Entries from a dataset of interfaces:
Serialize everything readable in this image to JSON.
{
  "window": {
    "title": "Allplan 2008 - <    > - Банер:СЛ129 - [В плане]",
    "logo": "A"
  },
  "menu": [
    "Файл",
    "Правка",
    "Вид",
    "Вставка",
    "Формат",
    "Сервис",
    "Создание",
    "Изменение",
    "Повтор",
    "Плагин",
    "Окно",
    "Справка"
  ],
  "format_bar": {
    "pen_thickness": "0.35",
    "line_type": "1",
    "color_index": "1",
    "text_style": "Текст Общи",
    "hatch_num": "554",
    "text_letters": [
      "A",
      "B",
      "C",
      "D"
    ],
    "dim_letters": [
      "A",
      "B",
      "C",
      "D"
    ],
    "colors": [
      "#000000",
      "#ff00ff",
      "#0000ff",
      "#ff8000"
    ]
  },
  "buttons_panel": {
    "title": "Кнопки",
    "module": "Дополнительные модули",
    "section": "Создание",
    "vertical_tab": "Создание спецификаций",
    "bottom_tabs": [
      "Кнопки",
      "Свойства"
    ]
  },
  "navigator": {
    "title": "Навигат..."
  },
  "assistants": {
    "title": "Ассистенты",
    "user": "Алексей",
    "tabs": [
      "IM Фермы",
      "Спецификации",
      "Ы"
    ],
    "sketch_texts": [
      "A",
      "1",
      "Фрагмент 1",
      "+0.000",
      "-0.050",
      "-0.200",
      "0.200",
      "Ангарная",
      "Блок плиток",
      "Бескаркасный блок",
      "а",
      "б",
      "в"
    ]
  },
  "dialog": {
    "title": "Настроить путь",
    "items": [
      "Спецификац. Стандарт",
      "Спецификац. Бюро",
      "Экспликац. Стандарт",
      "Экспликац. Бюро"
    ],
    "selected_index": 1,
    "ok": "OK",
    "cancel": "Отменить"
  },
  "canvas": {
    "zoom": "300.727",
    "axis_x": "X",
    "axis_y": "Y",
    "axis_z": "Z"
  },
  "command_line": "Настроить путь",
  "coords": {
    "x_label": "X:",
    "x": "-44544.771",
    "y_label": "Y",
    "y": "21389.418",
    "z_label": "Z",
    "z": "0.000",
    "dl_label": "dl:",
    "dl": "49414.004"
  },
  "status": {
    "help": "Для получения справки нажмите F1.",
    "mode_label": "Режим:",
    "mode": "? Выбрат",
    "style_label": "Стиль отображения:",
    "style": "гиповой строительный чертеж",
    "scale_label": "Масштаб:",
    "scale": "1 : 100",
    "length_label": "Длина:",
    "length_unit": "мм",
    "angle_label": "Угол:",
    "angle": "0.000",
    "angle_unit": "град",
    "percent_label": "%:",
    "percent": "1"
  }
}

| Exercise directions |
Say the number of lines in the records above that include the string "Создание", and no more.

| Response to the task |
3